I'll post a few more things about Comic Con here and at Fob Comics (and maybe even AMV if my idea holds up to scrutiny), but first, since it seems to be what everyone is asking me about, this: Being Homeless in San Diego.

Is quite nice, actually. It's, mm, maybe 75° even at four in the morning. And the only people walking by are perfectly pleasant.

Here's what happened: I shacked up in a crowded hotel room with a topnotch group of guys. The hotel room was twice what I expected, but split among nine people, really not that expensive. But still: No way I was paying for a hotel on my own. And everyone else left a day before me. So what to do?

Obviously: Sleep on the street.

Curiously, everyone else thought this was a crazy idea, from Lady Steed to those who were leaving me behind.

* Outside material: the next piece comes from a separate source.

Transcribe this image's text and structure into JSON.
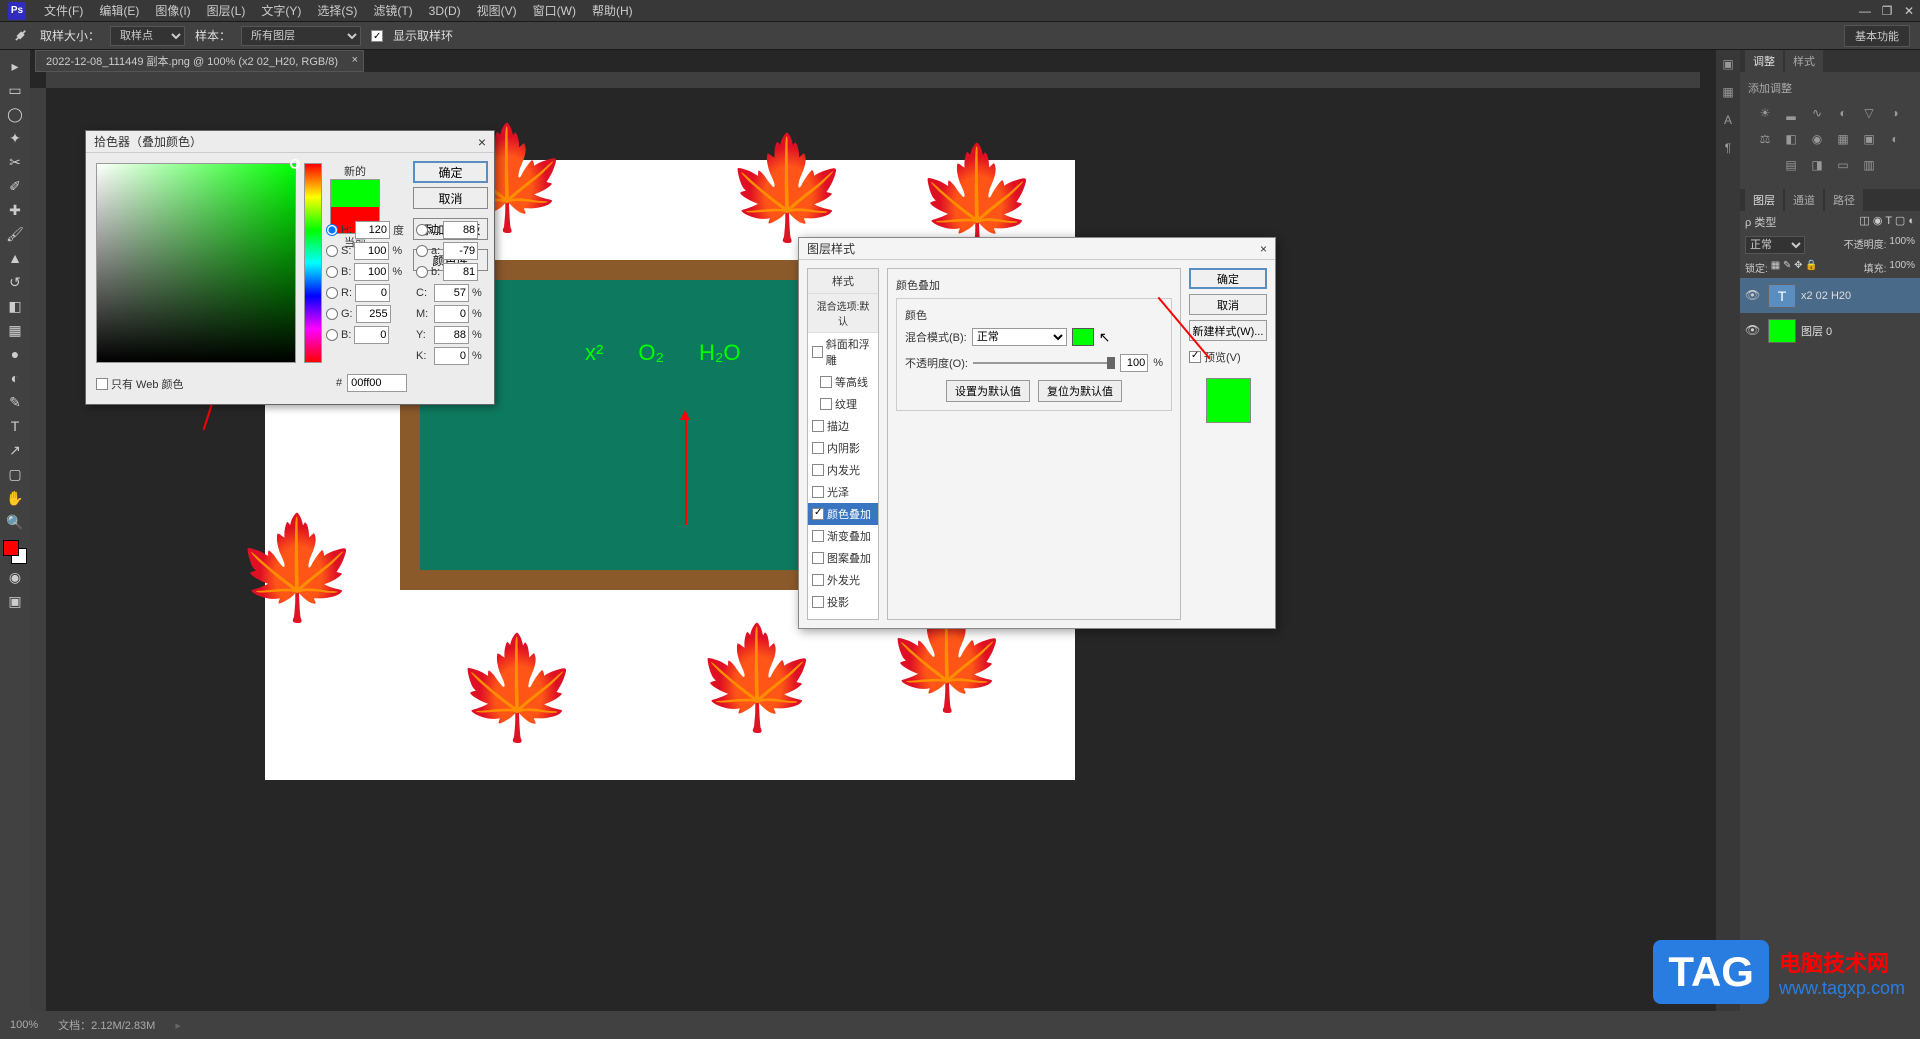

But what was crazy about it? I'd been out and about as late as two in the morning. The part of San Diego we were staying in seemed safe as pie. Why not?

One thing I wondered about was why, in a city peopled with plenty of homeless, did I see so few in this part of town. And so I worried that I would see plenty of patrolling policemen. But I didn't. So I'm left wondering why the homeless vacate the part of town where I hung out all night. Especially when their constant presence just a few blocks away made those streets reek of piss in the early morning hours.

My plan for avoiding trouble was this:

    Sit somewhere out of sight, but not in a manner that makes it seem I am hiding.

That was it.

That and, as current events show is helpful, be white. A pleasant looking white boy such as myself, let's face it, is much more likely to get away with one night of homelessness on the steps of the court.

From Google Maps (corner of State and F, if you're interested):

San Diego
San Diego

I spent several hours here, mostly writing in my skethcbooks, but also reading a couple Theodore Sturgeon stories. While here, I saw, maybe, six people walk buy, all well-to-do folk on their way to or from restaurants. Also, I watched a security guy part his truck and head in to the government building across the street.

I was going to sleep here, completely out of sight and under a low palm, but it smelled like cat pee and, as I came to realize, was loaded with cockroaches

I spent the bulk of the night here, doing some more writing, mostly. Saw a handful of people walk past. Saw one of SD's bike taxi's showing some old people the sights.

This is where I slept from a little after two till a little after five, on this bit of elevated concrete.

All these spots (save the roachy one) were well lit, making it easy to keep myself busy with words. The few people who saw me, weren't bothered by me. And the building itself was lovely.

Overall, for a three-hours-sleep night, it was quite a pleasant night. It did get cold for maybe half an hour around 10, but otherwise, balmy and kind.

Love you, San Diego!


  1. Very cool. I would assume it also helps to be male.

    Was ComicCon fun?

  2. What an adventure!

    Even more than being white, it helps that you didn't try to break into a home. And that you didn't insult any police officers. ;)

  3. Great story! You should ask Ken about his nights homeless in New York City...slept in Central park one night. This was right before we started dating, too, so he was old enough to have known better!

  4. Luisa read my mind regarding the advantages of being male, but great story all the same. A little disappointed to hear nobody tried to buy/sell any products/services to/from you in the process, but oh well.

  5. .

    What could someone possibly hope to buy from me? They might try and sell me a razor though....

  6. Ok, I must agree with the lady. Crazy idea. Glad you didn't die or get stolen or something :).

  7. .

    [Edit: added 'Comic Con' tag.]